_Work to be completed_: Copy the data as given. No line may be skipped.

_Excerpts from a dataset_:
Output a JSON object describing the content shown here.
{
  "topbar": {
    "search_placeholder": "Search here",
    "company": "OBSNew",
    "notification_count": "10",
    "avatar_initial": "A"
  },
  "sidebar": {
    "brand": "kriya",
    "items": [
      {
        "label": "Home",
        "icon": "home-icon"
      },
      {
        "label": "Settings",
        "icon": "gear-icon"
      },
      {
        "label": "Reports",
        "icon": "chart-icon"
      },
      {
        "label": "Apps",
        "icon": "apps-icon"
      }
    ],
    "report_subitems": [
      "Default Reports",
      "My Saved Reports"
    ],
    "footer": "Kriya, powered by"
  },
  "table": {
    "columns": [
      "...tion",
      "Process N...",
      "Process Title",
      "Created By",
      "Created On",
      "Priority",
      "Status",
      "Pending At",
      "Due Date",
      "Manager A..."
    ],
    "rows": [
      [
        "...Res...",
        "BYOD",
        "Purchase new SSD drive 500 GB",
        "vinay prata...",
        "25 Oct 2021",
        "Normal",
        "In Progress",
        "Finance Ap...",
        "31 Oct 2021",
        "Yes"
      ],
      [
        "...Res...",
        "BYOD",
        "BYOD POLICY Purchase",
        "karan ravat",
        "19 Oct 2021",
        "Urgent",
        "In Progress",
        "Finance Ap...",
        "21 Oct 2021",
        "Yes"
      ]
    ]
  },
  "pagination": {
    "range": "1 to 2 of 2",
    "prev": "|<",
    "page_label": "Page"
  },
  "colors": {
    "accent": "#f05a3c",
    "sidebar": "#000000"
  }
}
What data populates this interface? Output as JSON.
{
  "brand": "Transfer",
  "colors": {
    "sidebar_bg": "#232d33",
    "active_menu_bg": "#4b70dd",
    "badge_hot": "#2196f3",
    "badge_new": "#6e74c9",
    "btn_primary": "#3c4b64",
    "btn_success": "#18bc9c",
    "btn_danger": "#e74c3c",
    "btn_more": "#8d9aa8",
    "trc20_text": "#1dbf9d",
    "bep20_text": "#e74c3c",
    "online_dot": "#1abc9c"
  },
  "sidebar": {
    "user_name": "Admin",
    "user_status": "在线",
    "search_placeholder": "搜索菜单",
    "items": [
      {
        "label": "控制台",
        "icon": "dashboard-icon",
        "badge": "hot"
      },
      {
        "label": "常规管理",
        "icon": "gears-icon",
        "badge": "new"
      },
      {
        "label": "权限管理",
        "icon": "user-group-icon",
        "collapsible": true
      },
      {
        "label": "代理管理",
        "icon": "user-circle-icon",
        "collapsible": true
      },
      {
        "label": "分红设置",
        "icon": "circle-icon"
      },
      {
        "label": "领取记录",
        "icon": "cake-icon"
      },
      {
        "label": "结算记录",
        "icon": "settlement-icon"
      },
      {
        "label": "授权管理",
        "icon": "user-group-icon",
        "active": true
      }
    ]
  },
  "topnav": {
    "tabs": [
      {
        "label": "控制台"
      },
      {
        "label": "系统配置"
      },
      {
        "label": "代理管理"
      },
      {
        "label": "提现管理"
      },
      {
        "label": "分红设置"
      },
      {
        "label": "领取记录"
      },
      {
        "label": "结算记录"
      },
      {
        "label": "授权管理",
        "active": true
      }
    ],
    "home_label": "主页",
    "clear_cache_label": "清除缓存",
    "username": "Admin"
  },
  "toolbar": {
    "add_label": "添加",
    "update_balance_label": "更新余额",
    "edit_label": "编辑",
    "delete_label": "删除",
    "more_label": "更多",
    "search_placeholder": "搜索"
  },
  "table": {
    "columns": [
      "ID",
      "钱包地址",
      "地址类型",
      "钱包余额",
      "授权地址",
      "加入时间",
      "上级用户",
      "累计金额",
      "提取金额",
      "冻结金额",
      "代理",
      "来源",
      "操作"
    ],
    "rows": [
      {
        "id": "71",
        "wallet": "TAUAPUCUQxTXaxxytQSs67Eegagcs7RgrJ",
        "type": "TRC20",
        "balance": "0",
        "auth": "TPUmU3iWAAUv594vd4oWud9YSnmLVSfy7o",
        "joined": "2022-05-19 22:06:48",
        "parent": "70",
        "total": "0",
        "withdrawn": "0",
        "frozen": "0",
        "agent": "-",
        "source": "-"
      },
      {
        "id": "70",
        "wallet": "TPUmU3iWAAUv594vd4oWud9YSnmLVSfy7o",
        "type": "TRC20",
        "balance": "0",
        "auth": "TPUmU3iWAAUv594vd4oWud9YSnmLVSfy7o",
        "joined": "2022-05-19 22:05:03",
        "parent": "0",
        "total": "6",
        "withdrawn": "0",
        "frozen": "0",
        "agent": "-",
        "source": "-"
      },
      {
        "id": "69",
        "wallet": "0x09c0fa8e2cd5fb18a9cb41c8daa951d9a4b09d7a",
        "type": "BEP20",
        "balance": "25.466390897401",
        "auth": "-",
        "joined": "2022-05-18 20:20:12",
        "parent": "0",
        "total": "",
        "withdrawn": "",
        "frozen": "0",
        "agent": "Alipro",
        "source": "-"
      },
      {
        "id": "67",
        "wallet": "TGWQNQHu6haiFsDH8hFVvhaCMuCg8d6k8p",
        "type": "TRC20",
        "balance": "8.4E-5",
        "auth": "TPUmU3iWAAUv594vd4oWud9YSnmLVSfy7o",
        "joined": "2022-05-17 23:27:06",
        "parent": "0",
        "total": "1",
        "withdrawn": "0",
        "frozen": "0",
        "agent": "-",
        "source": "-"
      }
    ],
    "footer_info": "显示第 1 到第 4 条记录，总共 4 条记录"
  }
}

_Result_:
Output a JSON object describing the content shown here.
{
  "topbar": {
    "search_placeholder": "Search here",
    "company": "OBSNew",
    "notification_count": "10",
    "avatar_initial": "A"
  },
  "sidebar": {
    "brand": "kriya",
    "items": [
      {
        "label": "Home",
        "icon": "home-icon"
      },
      {
        "label": "Settings",
        "icon": "gear-icon"
      },
      {
        "label": "Reports",
        "icon": "chart-icon"
      },
      {
        "label": "Apps",
        "icon": "apps-icon"
      }
    ],
    "report_subitems": [
      "Default Reports",
      "My Saved Reports"
    ],
    "footer": "Kriya, powered by"
  },
  "table": {
    "columns": [
      "...tion",
      "Process N...",
      "Process Title",
      "Created By",
      "Created On",
      "Priority",
      "Status",
      "Pending At",
      "Due Date",
      "Manager A..."
    ],
    "rows": [
      [
        "...Res...",
        "BYOD",
        "Purchase new SSD drive 500 GB",
        "vinay prata...",
        "25 Oct 2021",
        "Normal",
        "In Progress",
        "Finance Ap...",
        "31 Oct 2021",
        "Yes"
      ],
      [
        "...Res...",
        "BYOD",
        "BYOD POLICY Purchase",
        "karan ravat",
        "19 Oct 2021",
        "Urgent",
        "In Progress",
        "Finance Ap...",
        "21 Oct 2021",
        "Yes"
      ]
    ]
  },
  "pagination": {
    "range": "1 to 2 of 2",
    "prev": "|<",
    "page_label": "Page"
  },
  "colors": {
    "accent": "#f05a3c",
    "sidebar": "#000000"
  }
}
What data populates this interface? Output as JSON.
{
  "brand": "Transfer",
  "colors": {
    "sidebar_bg": "#232d33",
    "active_menu_bg": "#4b70dd",
    "badge_hot": "#2196f3",
    "badge_new": "#6e74c9",
    "btn_primary": "#3c4b64",
    "btn_success": "#18bc9c",
    "btn_danger": "#e74c3c",
    "btn_more": "#8d9aa8",
    "trc20_text": "#1dbf9d",
    "bep20_text": "#e74c3c",
    "online_dot": "#1abc9c"
  },
  "sidebar": {
    "user_name": "Admin",
    "user_status": "在线",
    "search_placeholder": "搜索菜单",
    "items": [
      {
        "label": "控制台",
        "icon": "dashboard-icon",
        "badge": "hot"
      },
      {
        "label": "常规管理",
        "icon": "gears-icon",
        "badge": "new"
      },
      {
        "label": "权限管理",
        "icon": "user-group-icon",
        "collapsible": true
      },
      {
        "label": "代理管理",
        "icon": "user-circle-icon",
        "collapsible": true
      },
      {
        "label": "分红设置",
        "icon": "circle-icon"
      },
      {
        "label": "领取记录",
        "icon": "cake-icon"
      },
      {
        "label": "结算记录",
        "icon": "settlement-icon"
      },
      {
        "label": "授权管理",
        "icon": "user-group-icon",
        "active": true
      }
    ]
  },
  "topnav": {
    "tabs": [
      {
        "label": "控制台"
      },
      {
        "label": "系统配置"
      },
      {
        "label": "代理管理"
      },
      {
        "label": "提现管理"
      },
      {
        "label": "分红设置"
      },
      {
        "label": "领取记录"
      },
      {
        "label": "结算记录"
      },
      {
        "label": "授权管理",
        "active": true
      }
    ],
    "home_label": "主页",
    "clear_cache_label": "清除缓存",
    "username": "Admin"
  },
  "toolbar": {
    "add_label": "添加",
    "update_balance_label": "更新余额",
    "edit_label": "编辑",
    "delete_label": "删除",
    "more_label": "更多",
    "search_placeholder": "搜索"
  },
  "table": {
    "columns": [
      "ID",
      "钱包地址",
      "地址类型",
      "钱包余额",
      "授权地址",
      "加入时间",
      "上级用户",
      "累计金额",
      "提取金额",
      "冻结金额",
      "代理",
      "来源",
      "操作"
    ],
    "rows": [
      {
        "id": "71",
        "wallet": "TAUAPUCUQxTXaxxytQSs67Eegagcs7RgrJ",
        "type": "TRC20",
        "balance": "0",
        "auth": "TPUmU3iWAAUv594vd4oWud9YSnmLVSfy7o",
        "joined": "2022-05-19 22:06:48",
        "parent": "70",
        "total": "0",
        "withdrawn": "0",
        "frozen": "0",
        "agent": "-",
        "source": "-"
      },
      {
        "id": "70",
        "wallet": "TPUmU3iWAAUv594vd4oWud9YSnmLVSfy7o",
        "type": "TRC20",
        "balance": "0",
        "auth": "TPUmU3iWAAUv594vd4oWud9YSnmLVSfy7o",
        "joined": "2022-05-19 22:05:03",
        "parent": "0",
        "total": "6",
        "withdrawn": "0",
        "frozen": "0",
        "agent": "-",
        "source": "-"
      },
      {
        "id": "69",
        "wallet": "0x09c0fa8e2cd5fb18a9cb41c8daa951d9a4b09d7a",
        "type": "BEP20",
        "balance": "25.466390897401",
        "auth": "-",
        "joined": "2022-05-18 20:20:12",
        "parent": "0",
        "total": "",
        "withdrawn": "",
        "frozen": "0",
        "agent": "Alipro",
        "source": "-"
      },
      {
        "id": "67",
        "wallet": "TGWQNQHu6haiFsDH8hFVvhaCMuCg8d6k8p",
        "type": "TRC20",
        "balance": "8.4E-5",
        "auth": "TPUmU3iWAAUv594vd4oWud9YSnmLVSfy7o",
        "joined": "2022-05-17 23:27:06",
        "parent": "0",
        "total": "1",
        "withdrawn": "0",
        "frozen": "0",
        "agent": "-",
        "source": "-"
      }
    ],
    "footer_info": "显示第 1 到第 4 条记录，总共 4 条记录"
  }
}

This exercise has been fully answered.